  5. The possibility that MX 3 − anions can interact with one another is assessed via ab initio calculations in gas phase as well as in aqueous and ethanol solution. A pair of such anions can engage in two different dimer types. In the bridged configuration, two X atoms engage with two M atoms in a rhomboid structure with four equal M–X bond lengths. The two monomers retain their identity in the stacked geometry which contains a pair of noncovalent M⋯X interactions. The relative stabilities of these two structures depend on the nature of the central M atom, the halogen substituent, and the presence of solvent. The interaction and binding energies are fairly small, generally no more than 10 kcal mol −1 . The large electrostatic repulsion is balanced by a strong attractive polarization energy.
  6. Ab initio calculations are applied to the question as to whether a AeX5− anion (Ae = Kr, Xe) can engage in a stable complex with another anion: F−, Cl−, or CN−. The latter approaches the central Ae atom from above the molecular plane, along its C5 axis. While the electrostatic repulsion between the two anions prevents their association in the gas phase, immersion of the system in a polar medium allows dimerization to proceed. The aerogen bond is a weak one, with binding energies less than 2 kcal/mol, even in highly polar aqueous solvent. The complexes are metastable in the less polar solvents THF and DMF, with dissociation opposed by a small energy barrier.
  7. Over the last years, scientific interest in noncovalent interactions based on the presence of electron-depleted regions called σ-holes or π-holes has markedly accelerated. Their high directionality and strength, comparable to hydrogen bonds, has been documented in many fields of modern chemistry. The current review gathers and digests recent results concerning these bonds, with a focus on those systems where both σ and π-holes are present on the same molecule. The underlying principles guiding the bonding in both sorts of interactions are discussed, and the trends that emerge from recent work offer a guide as to how one might design systems that allow multiple noncovalent bonds to occur simultaneously, or that prefer one bond type over another.

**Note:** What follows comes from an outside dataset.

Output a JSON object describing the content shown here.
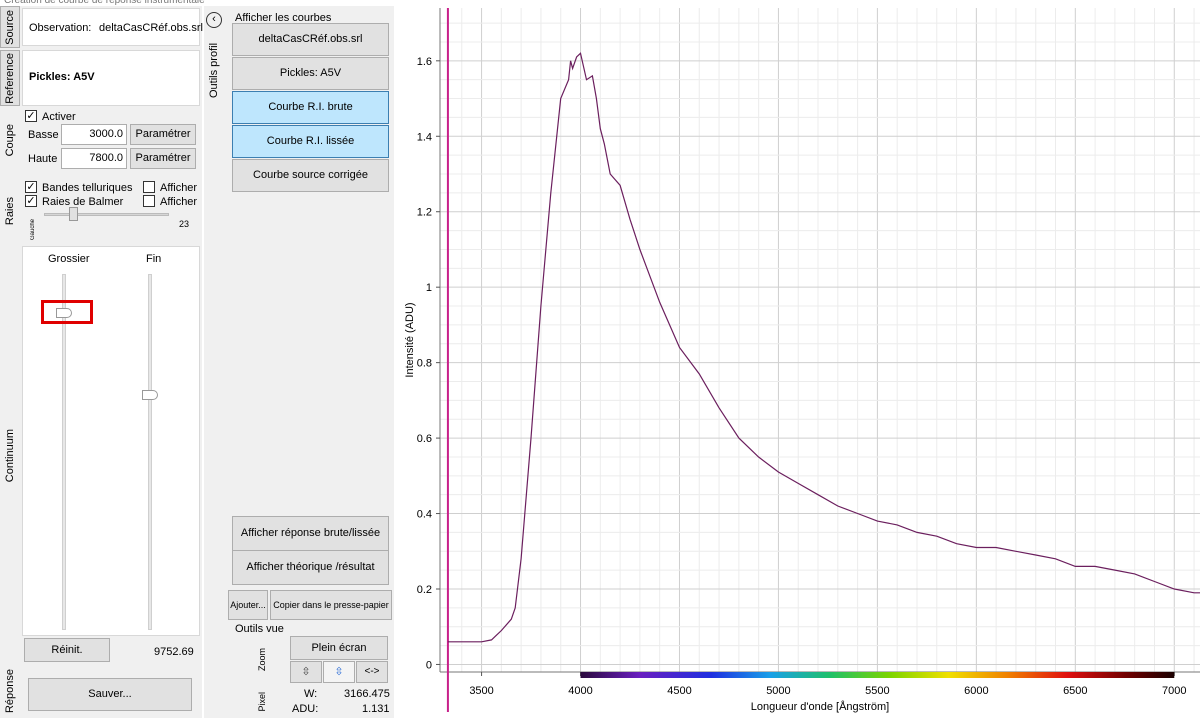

  8. The ability of a TrCl 4 − anion (Tr = Al, Ga, In, Tl) to engage in a triel bond with both a neutral NH 3 and CN − anion is assessed by ab initio quantum calculations in both the gas phase and in aqueous medium. Despite the absence of a positive σ or π-hole on the Lewis acid, strong triel bonds can be formed with either base. The complexation involves an internal restructuring of the tetrahedral TrCl 4 − monomer into a trigonal bipyramid shape, where the base can occupy either an axial or equatorial position. Although this rearrangement requires a substantial investment of energy, it aids the complexation by imparting a much more positive MEP to the site that is to be occupied by the base. Complexation with the neutral base is exothermic in the gas phase and even more so in water where interaction energies can exceed 30 kcal mol −1 . Despite the long-range coulombic repulsion between any pair of anions, CN − can also engage in a strong triel bond with TrCl 4 − . In the gas phase, complexation is endothermic, but dissociation of the metastable dimer is obstructed by an energy barrier. Themore »situation is entirely different in solution, with large negative interaction energies of as much as −50 kcal mol −1 . The complexation remains an exothermic process even after the large monomer deformation energy is factored in.« less